A new technique for making microcapsules developed in the lab of Chinedum Osuji has a potential to impact the fields of food science, medicine and cosmetics.

Using a method known as microfluidic interfacial complexation, the researchers can fabricate microcapsules rapidly in one-step with shells composed of polyelectrolyte-particle or polyelectrolyte-protein complexes– plus, they can make the shells substantially thicker than what is possible using conventional methods, while exercising control over their mechanical properties.
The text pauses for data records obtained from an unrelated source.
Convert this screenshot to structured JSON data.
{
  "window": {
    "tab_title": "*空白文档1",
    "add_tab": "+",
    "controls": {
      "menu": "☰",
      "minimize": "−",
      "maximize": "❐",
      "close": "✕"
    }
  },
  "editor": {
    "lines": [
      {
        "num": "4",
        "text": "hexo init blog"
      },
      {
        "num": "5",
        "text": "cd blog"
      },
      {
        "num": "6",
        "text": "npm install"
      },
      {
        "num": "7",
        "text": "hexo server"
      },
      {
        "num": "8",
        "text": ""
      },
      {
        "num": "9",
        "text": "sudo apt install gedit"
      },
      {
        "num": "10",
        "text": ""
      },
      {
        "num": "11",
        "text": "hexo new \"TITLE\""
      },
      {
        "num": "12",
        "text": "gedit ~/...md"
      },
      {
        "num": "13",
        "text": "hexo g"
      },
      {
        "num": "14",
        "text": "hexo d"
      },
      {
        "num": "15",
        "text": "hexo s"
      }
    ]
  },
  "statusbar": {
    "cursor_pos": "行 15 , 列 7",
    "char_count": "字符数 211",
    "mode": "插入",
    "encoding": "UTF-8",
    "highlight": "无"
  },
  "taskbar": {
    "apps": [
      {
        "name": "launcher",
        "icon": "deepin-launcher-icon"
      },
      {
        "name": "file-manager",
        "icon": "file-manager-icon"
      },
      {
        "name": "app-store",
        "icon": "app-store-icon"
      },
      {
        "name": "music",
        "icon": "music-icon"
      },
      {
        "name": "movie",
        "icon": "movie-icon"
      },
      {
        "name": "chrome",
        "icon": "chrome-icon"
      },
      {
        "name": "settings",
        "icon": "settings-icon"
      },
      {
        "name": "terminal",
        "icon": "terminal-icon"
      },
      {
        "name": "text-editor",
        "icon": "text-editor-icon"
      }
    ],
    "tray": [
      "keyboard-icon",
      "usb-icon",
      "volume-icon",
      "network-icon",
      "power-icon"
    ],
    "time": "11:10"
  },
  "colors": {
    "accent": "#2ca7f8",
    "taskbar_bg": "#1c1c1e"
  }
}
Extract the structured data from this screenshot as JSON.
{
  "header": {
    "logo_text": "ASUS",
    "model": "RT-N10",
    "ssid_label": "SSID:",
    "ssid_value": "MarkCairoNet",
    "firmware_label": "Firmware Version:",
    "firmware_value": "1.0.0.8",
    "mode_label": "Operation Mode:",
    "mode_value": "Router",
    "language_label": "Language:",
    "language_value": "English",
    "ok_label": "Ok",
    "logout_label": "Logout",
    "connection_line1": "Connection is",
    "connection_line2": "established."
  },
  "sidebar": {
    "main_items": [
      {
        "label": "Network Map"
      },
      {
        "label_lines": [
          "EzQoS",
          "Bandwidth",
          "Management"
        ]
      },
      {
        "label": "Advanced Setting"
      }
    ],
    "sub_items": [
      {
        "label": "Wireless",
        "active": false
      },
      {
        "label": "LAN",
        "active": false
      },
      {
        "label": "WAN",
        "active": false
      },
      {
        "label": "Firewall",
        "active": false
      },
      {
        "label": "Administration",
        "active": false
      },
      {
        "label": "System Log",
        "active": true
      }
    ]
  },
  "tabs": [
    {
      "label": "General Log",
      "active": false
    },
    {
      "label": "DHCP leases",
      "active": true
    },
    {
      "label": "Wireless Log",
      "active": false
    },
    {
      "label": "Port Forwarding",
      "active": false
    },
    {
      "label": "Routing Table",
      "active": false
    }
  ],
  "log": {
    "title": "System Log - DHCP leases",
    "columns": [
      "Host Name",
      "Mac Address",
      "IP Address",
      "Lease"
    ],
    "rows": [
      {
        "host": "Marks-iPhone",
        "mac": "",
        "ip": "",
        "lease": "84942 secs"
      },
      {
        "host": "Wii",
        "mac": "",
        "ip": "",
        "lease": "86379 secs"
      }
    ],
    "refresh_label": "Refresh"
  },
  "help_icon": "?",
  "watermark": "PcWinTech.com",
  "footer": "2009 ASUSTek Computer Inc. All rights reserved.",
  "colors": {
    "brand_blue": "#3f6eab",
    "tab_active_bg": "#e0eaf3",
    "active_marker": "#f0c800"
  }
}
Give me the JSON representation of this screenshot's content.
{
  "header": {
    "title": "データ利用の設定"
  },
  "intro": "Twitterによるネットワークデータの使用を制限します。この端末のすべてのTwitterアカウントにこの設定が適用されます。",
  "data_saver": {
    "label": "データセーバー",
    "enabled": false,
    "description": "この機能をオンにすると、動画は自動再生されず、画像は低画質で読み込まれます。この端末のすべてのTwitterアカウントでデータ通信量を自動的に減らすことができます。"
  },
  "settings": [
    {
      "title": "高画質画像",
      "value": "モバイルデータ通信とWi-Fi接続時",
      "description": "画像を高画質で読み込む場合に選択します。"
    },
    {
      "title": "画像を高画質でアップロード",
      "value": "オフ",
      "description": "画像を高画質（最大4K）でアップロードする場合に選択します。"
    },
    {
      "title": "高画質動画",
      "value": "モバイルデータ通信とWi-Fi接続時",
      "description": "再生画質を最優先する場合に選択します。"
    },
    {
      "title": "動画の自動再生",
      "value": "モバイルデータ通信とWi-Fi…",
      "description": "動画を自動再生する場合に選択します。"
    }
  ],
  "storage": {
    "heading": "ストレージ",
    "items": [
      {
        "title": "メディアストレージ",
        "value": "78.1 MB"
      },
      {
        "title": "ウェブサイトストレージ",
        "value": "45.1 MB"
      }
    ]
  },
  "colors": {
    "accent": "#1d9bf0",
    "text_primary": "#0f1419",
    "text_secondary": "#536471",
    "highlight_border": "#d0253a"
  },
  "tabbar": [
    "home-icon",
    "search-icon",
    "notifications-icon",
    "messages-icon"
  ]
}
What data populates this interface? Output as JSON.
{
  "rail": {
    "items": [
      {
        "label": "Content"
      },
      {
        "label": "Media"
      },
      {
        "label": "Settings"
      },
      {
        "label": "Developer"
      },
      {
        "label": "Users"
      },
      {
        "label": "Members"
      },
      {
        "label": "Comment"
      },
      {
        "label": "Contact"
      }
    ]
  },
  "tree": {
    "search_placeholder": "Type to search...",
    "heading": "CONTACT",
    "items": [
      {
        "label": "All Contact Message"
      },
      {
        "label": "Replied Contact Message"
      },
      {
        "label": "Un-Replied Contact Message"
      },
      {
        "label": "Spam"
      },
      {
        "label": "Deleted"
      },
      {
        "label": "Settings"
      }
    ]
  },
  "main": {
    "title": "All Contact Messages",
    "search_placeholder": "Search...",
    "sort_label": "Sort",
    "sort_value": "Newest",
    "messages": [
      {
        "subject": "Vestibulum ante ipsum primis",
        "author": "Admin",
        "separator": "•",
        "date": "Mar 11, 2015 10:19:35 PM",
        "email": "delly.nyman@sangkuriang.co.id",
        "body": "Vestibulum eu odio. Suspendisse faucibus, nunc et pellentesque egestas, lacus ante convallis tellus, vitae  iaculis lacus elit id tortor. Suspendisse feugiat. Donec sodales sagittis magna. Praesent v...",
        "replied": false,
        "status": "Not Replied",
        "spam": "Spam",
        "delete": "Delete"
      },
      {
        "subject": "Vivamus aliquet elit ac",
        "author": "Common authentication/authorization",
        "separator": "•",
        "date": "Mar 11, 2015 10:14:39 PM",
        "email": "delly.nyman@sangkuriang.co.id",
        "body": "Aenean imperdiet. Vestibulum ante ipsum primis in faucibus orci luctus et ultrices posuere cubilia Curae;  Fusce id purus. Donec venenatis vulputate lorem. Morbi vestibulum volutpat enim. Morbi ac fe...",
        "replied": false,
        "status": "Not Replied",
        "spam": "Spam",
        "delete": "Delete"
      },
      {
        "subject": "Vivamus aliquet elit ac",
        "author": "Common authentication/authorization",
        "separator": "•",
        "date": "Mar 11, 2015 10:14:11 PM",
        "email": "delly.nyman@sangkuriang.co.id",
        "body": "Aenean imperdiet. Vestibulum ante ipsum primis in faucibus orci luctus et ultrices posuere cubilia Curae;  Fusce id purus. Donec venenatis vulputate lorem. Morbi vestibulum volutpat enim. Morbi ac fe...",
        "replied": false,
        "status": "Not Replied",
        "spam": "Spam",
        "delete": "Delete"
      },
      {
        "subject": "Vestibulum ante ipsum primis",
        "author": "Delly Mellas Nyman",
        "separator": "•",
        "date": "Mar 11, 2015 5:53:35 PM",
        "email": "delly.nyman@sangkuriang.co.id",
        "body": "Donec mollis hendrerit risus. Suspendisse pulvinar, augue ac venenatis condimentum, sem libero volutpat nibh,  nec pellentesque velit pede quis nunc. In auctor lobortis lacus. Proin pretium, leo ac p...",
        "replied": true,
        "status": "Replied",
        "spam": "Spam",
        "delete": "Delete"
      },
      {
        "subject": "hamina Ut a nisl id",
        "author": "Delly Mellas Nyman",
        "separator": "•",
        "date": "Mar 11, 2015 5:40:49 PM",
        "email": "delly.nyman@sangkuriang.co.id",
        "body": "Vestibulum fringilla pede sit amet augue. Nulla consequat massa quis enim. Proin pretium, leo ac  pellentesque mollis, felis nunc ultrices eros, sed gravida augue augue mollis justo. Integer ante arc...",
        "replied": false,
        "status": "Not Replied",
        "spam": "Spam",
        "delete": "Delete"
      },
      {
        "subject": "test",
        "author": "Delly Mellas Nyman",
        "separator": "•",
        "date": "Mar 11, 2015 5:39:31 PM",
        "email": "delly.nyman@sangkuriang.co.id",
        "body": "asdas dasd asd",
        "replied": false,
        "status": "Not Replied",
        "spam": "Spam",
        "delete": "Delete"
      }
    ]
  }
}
The research was featured on the cover of the October 2015 edition of Soft Matter.

Gilad Kaufman, lead author of the study, said the advantage of their method ‎is that it allows the microcapsule to be made in a single step with sufficient control over the mechanical and release properties. “The key thing here is that we can make the capsules really easily, and we can make their shells really thick,” said Kaufman, a ‎graduate research assistant in Osuji’s lab in Chemical & Environmental Engineering department.

Composite polyelectrolyte microcapsules offer considerable flexibility in terms of controlling physical properties, such as permeability and mechanical strength. That flexibility is crucial for a wide range of applications that require the ability to target specific chemical species and release active ingredients. The problem is that common methods for the fabrication of such microcapsules rely on a multi-step process that is often cumbersome and time-consuming. That makes large-scale fabrication difficult.

In Osuji’s lab, the researchers generate water-in-oil emulsions using microfluidic technology. Through electrostatic interactions and hydrogen bonding, polyelectrolytes (a kind of charged polymer) and nanoparticles or globular proteins form complexes across the water-oil interface and create a shell around the water droplet.

“The idea is that the water contains nanoparticles which are charged, and the oil contains a polyelectrolyte” Kaufman said. “They come together at the interface and they form an elastic sheet that protects the drop.”

The resulting microcapsules are uniform in size, mechanically robust, and have nanoparticle-polymer composite shells with a thickness of up to 3,000 nanometers.

“The benefit of having a very thick shell is that it’s extremely stiff compared to thin shell capsules,” Kaufman said. “If the capsules are going to be used as delivery vehicles, they require sufficient mechanical integrity so that their passage through constrictions will not result in rupture and premature release of a payload, for instance.”

What’s more, the researchers were also able to form microcapsules of different shapes, which can provide more surface area for applications that require it.